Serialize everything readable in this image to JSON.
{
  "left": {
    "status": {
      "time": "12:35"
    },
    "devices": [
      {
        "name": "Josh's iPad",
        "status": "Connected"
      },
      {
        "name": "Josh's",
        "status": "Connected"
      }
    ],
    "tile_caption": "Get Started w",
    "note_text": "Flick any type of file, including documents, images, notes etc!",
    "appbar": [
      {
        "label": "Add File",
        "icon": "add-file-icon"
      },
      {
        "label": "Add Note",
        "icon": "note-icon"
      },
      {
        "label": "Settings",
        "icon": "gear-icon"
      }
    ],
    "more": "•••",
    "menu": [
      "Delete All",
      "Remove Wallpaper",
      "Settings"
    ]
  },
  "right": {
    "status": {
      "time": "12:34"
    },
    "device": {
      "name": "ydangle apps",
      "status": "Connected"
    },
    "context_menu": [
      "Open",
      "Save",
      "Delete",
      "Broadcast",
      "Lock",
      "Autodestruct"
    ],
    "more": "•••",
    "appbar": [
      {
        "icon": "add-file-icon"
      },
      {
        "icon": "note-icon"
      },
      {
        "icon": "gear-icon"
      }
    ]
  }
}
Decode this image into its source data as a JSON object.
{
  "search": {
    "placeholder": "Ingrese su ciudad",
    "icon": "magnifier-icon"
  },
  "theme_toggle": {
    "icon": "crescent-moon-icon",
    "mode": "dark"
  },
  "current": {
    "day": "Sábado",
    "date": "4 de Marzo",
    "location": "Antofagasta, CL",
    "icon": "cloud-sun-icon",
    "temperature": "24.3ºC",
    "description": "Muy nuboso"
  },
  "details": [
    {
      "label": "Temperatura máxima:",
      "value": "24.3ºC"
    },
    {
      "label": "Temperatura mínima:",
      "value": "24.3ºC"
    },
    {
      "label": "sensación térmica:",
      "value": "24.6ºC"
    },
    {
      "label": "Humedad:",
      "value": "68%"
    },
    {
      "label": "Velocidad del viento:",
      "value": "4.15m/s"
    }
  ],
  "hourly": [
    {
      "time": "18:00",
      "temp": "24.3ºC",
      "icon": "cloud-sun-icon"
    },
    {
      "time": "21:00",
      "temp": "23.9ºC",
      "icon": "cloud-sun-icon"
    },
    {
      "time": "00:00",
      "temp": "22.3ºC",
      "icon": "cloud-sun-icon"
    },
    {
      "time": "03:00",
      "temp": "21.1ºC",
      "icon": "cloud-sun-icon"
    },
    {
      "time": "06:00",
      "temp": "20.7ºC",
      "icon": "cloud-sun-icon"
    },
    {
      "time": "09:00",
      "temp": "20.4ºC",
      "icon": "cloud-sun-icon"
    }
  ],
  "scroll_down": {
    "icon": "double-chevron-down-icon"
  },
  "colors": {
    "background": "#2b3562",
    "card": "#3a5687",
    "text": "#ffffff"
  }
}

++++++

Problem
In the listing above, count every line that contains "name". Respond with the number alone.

Task result
3